OK folks, one more Xs and Os tip tonight. Louisville’s defense is showing some exotic coverages, but if you just sort out where everyone is on the field, you can figure out where the ball is going. This is clinical pic.twitter.com/ldjCNLQa6s
— Alex Kirshner (@alex_kirshner) September 20, 2020
How? What? Is Brian VanGorder back leading the Cardinals defense?
I’ll start by saying, yeah Louisville had some very big blown plays against Miami, but since then have really stopped a lot of big plays from happening. It gave up a few against Georgia Tech, but only one was mind-boggling like those plays against Miami. Louisville does not have the exact personnel yet to fit defensive coordinator Bryan Brown’s system and sometimes they have lapses in alignment and mental mistakes, especially in the secondary. They also struggle to tackle consistently, but that’s been the case at Louisville for years.
Fatigue isn’t really a big deal. I mean, they were coming off an idle week and held Pitt to 3 points in the second half the week before. I think that was more of a problem that the offense couldn’t get anything going, kept turning the ball over and put the defense in a lot of bad spots.
Louisville doesn’t have a terrific defense. It’s a bend-but-don’t-break group so it’s hard to win if the offense can’t move the ball. It doesn’t help that they didn’t force any turnovers. I will say one touchdown in the fourth quarter was a major coverage breakdown by a safety so there are still some problems there.
That defense gave up 20 points to Georgia Tech in the fourth quarter last week, turning a one-point lead into a 19-point loss. There is an obvious fatigue question to ask here, but on top of that, how has that collapse resonated with the team in the ensuing days?

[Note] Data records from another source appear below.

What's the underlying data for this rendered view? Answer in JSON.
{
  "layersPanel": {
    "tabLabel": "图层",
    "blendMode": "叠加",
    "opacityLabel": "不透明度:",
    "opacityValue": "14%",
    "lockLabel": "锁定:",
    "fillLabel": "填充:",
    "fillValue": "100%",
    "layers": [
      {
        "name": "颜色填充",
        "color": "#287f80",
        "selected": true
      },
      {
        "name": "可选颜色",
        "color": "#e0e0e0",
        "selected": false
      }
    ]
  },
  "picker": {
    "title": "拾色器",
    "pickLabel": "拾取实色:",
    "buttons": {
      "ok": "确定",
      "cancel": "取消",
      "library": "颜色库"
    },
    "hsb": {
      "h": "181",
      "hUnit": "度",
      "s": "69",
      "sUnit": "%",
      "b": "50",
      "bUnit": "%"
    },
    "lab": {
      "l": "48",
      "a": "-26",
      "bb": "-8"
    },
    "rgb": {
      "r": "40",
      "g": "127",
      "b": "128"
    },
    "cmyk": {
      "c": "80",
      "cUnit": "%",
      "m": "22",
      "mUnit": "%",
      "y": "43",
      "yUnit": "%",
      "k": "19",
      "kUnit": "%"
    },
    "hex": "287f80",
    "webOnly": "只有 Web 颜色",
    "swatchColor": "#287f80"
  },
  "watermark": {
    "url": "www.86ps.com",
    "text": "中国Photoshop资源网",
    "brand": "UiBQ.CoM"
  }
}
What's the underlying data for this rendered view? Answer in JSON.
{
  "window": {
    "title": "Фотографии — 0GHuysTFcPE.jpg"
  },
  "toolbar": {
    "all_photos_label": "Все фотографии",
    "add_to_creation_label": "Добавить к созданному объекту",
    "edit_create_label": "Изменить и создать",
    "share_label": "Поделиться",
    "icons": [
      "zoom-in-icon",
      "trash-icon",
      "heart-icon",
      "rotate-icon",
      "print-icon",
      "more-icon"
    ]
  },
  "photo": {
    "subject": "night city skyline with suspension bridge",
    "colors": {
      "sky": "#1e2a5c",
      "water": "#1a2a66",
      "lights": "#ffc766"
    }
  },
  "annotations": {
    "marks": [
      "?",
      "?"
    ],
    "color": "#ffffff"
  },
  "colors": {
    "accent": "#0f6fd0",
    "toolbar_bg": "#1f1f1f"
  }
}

The team is doing fine after the loss. They know they let one get away from them and they are focused on Notre Dame. They know at 1-3 they don’t have a lot of time to bring back this season so whether it’s a win or not, they have to perform well against Notre Dame just to build some momentum even if they lose. I think the type of staff they have at Louisville keeps the players focused and not thinking too negative.
Lastly, broadly speaking, what are the biggest differences between what Notre Dame fans will see Saturday afternoon and what they saw on Labor Day 2019?
I think you’ll see a much more balanced, and potentially explosive, offense. Louisville should really be 3-1. They had every chance to beat Pitt, but missed three deep post routes that were open to give them a late lead. They had the ball, and the lead, with 11 minutes to play against Georgia Tech and fumbled.
Louisville is not a bad team, but offensively, it has been shooting itself in the foot and the defense isn’t good enough yet to make up for those mistakes consistently as it did against Pittsburgh. If they can connect on some deep shots and cut down turnovers Louisville can put up points, but they haven’t done that since the second half of the Miami game.
I won’t bother asking you to pick against the spread of 17 points-and-rising in Irish favor. Unless, of course, you want to.
I won’t but I could see it being a 14-point game. That wouldn’t shock me, but I won’t pick against the spread right now.